** Opening AVAILABLE DATA block **

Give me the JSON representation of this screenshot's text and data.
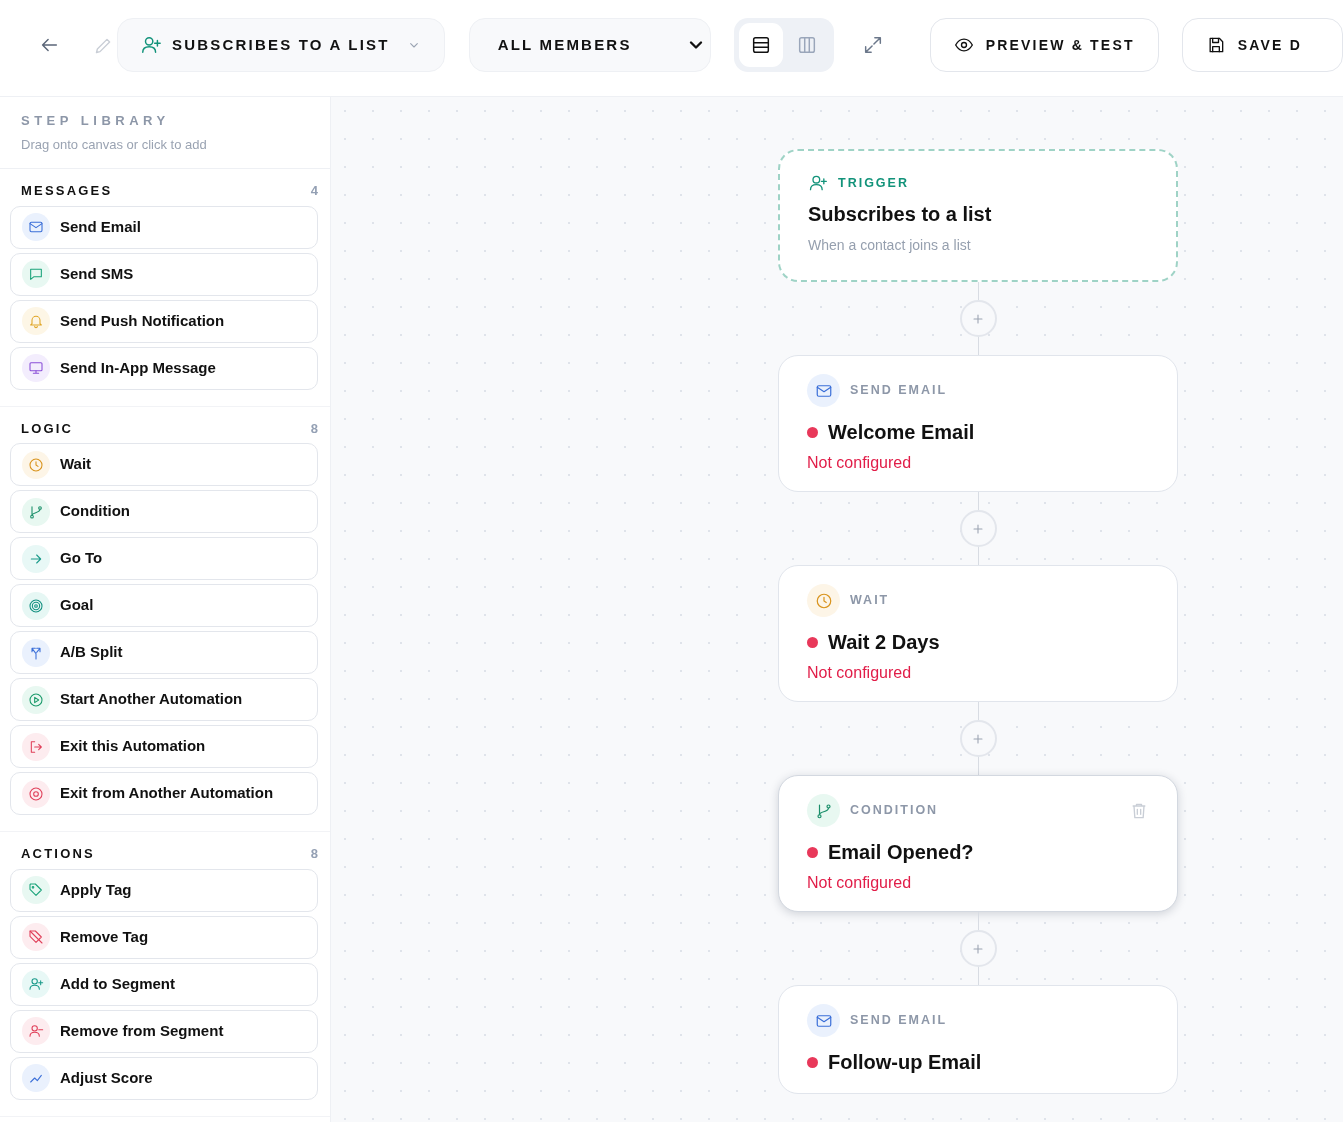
{
  "header": {
    "trigger_select": {
      "label": "SUBSCRIBES TO A LIST"
    },
    "audience_select": {
      "value": "ALL MEMBERS"
    },
    "view_toggle": [
      {
        "kind": "rows",
        "selected": true
      },
      {
        "kind": "columns",
        "selected": false
      }
    ],
    "buttons": [
      {
        "kind": "preview",
        "label": "PREVIEW & TEST"
      },
      {
        "kind": "save",
        "label": "SAVE D"
      }
    ]
  },
  "sidebar": {
    "title": "STEP LIBRARY",
    "subtitle": "Drag onto canvas or click to add",
    "sections": [
      {
        "title": "MESSAGES",
        "count": "4",
        "items": [
          {
            "label": "Send Email",
            "kind": "mail"
          },
          {
            "label": "Send SMS",
            "kind": "sms"
          },
          {
            "label": "Send Push Notification",
            "kind": "bell"
          },
          {
            "label": "Send In-App Message",
            "kind": "monitor"
          }
        ]
      },
      {
        "title": "LOGIC",
        "count": "8",
        "items": [
          {
            "label": "Wait",
            "kind": "clock"
          },
          {
            "label": "Condition",
            "kind": "branch"
          },
          {
            "label": "Go To",
            "kind": "arrow"
          },
          {
            "label": "Goal",
            "kind": "target"
          },
          {
            "label": "A/B Split",
            "kind": "split"
          },
          {
            "label": "Start Another Automation",
            "kind": "play"
          },
          {
            "label": "Exit this Automation",
            "kind": "exit"
          },
          {
            "label": "Exit from Another Automation",
            "kind": "stop"
          }
        ]
      },
      {
        "title": "ACTIONS",
        "count": "8",
        "items": [
          {
            "label": "Apply Tag",
            "kind": "tag"
          },
          {
            "label": "Remove Tag",
            "kind": "tagoff"
          },
          {
            "label": "Add to Segment",
            "kind": "useradd"
          },
          {
            "label": "Remove from Segment",
            "kind": "userremove"
          },
          {
            "label": "Adjust Score",
            "kind": "score"
          }
        ]
      }
    ]
  },
  "canvas": {
    "nodes": [
      {
        "kind": "trigger",
        "tag": "TRIGGER",
        "title": "Subscribes to a list",
        "subtitle": "When a contact joins a list"
      },
      {
        "kind": "mail",
        "tag": "SEND EMAIL",
        "title": "Welcome Email",
        "configured": false,
        "status": "Not configured",
        "selected": false
      },
      {
        "kind": "clock",
        "tag": "WAIT",
        "title": "Wait 2 Days",
        "configured": false,
        "status": "Not configured",
        "selected": false
      },
      {
        "kind": "branch",
        "tag": "CONDITION",
        "title": "Email Opened?",
        "configured": false,
        "status": "Not configured",
        "selected": true
      },
      {
        "kind": "mail",
        "tag": "SEND EMAIL",
        "title": "Follow-up Email",
        "configured": false,
        "selected": false
      }
    ]
  }
}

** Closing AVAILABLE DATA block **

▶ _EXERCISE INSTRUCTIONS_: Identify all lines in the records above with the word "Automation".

▶ _SOLUTION FOR THIS EXERCISE_:
            "label": "Start Another Automation",
            "label": "Exit this Automation",
            "label": "Exit from Another Automation",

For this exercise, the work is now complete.